The Right Healthcare Webinar Tools Can Help New Weight Loss Surgery Patients Meet Their Bariatric Surgery Requirements
It’s likely that if you are reading this, you already know the importance of bariatric seminars for prospective and new weight loss surgery patients. Although not a federal regulation, bariatric surgery seminars are often considered a requirement by insurance companies before they will authorize the procedure.
For years, bariatric surgery centers have conducted on-site seminars to advise new bariatric patients about what to expect before and after bariatric surgery, which often provides bariatric patient education for:
• the pre-surgical process
• dietary and fitness regimens
• surgical options
• the recovery process
• various post-surgery/next-steps programs
Further, in-house bariatric seminars provided new weight loss surgery patients an opportunity to meet the center’s bariatric surgeons.

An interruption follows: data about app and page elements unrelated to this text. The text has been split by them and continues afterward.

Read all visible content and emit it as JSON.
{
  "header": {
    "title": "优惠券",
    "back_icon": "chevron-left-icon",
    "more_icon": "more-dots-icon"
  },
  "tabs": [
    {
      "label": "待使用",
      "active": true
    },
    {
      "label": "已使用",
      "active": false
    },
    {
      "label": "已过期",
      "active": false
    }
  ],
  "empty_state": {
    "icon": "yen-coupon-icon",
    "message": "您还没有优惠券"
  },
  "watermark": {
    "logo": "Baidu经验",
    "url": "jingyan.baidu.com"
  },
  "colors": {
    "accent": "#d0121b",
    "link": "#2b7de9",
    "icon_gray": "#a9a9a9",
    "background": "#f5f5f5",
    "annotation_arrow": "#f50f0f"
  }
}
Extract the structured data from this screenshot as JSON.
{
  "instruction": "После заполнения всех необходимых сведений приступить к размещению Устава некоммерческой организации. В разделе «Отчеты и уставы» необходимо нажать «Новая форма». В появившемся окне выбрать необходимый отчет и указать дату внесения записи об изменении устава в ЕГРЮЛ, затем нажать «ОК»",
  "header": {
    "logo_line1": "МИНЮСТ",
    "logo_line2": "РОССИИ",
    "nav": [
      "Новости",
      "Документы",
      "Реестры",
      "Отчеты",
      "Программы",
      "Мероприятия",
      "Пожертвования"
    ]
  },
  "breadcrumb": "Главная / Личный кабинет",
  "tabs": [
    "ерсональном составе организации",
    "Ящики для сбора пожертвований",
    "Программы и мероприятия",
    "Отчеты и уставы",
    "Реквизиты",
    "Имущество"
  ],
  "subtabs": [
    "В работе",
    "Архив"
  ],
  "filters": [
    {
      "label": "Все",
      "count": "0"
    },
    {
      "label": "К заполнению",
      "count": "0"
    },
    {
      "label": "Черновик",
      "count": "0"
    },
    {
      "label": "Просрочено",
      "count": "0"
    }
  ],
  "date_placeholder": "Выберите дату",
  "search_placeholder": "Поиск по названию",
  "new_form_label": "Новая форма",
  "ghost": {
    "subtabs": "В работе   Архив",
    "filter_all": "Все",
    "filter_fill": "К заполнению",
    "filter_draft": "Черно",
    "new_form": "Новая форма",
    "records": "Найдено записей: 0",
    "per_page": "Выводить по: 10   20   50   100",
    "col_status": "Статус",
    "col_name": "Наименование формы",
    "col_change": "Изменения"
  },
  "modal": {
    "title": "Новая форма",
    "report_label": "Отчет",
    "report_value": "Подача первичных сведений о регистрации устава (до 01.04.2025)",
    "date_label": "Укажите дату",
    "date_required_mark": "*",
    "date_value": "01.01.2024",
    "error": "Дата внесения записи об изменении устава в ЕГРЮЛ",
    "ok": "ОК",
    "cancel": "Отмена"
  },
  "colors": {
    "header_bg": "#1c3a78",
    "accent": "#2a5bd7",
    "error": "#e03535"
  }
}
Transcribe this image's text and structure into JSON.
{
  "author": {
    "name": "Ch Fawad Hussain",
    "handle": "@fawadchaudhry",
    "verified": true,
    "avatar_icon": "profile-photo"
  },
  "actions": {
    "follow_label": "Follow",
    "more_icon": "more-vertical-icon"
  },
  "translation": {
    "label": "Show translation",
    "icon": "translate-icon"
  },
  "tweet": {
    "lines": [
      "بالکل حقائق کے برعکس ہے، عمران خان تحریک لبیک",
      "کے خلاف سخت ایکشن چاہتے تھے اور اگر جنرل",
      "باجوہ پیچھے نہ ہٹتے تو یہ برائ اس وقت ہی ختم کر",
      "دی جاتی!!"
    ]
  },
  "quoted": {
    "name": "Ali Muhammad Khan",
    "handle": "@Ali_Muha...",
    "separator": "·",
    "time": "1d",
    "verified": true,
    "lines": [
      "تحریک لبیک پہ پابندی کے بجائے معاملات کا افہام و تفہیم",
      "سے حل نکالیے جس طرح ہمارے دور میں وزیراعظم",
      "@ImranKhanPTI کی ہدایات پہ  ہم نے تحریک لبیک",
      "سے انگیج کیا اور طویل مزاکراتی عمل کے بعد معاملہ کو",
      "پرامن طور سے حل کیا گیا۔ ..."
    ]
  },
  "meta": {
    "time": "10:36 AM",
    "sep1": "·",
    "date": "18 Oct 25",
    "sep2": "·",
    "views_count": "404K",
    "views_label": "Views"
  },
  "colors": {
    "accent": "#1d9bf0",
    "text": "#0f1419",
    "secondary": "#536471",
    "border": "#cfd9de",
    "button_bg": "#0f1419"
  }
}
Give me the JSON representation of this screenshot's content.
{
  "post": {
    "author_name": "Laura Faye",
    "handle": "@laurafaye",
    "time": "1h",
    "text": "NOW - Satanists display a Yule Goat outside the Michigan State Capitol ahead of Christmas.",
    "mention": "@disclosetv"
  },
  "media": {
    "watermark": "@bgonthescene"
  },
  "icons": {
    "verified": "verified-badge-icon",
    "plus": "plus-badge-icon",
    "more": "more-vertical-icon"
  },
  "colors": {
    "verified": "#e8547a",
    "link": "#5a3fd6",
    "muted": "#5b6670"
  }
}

More recently, online bariatric surgery seminars have been offered as an alternative to in-house seminars. Not only does this enable bariatric surgery centers to offer more options for new weight loss surgery patients to attend seminars at times and locations that are more convenient, but it also improves efficiency for busy bariatric surgeons and staff.
The adoption of online bariatric seminars has occurred during a time when online videos have become easier and more affordable to produce—which is very attractive to bariatric surgery centers. However, the advantages can quickly be diminished if the online bariatric surgery seminar is hosted as an online healthcare Webinar with any number of online video streaming apps like:
• Google Hangouts
Although these are adequate for sharing general bariatric patient education and bariatric surgery center marketing videos, they have some critical deficiencies when used for required bariatric surgery seminars. This is particularly true in the context of using them as alternatives to dedicated, pro-quality learning management systems (LMS) and Webinar software. Some key reasons include:
• Tracking: It’s impossible (or difficult at best) to precisely track which new patients actually attended the bariatric seminar. Although YouTube and others provide basic analytics about users (e.g., geography, platform, visit length), they don’t capture the specific information needed to confirm a patient’s attendance or comprehension of the information presented.
Yes, there are workarounds—for instance, patients can leave a comment, which could indicate when they watched the weight loss seminar, however, it requires them to also have user handles that make them easily recognizable—which is far from optimal.
• Poaching: Social media-driven online video platforms like YouTube are highly aware of a channel’s content, which enables it to recommend other videos and display banner advertisements. The obvious problem is those videos and advertisements will likely come from competing bariatric surgery centers, potentially leading your lead to another program’s content. Further, any user comments are viewable by competitors, which further enables them to potentially poach your hard-earned new patient leads.
• Privacy: Virtually any discussion about healthcare information and patients requires some mention about privacy, and online bariatric surgery seminars are no exception—especially if patients are sharing any personal information about themselves so that they can verify they attended a presentation.
The process of acquiring new bariatric patients and providing bariatric patient management from surgery through recovery is a challenging and complicated one—and one where a decision about the real value of free or inexpensive weight loss seminars tools versus professional bariatric patient engagement solutions must be carefully considered. However, specialized bariatric patient engagement tools that have online bariatric seminar capabilities can quickly show a return on investment (ROI) by increasing bariatric patient acquisition rates and improving bariatric surgery outcomes.
Kris Altiere is Sequence Health’s Director of Marketing and Creative.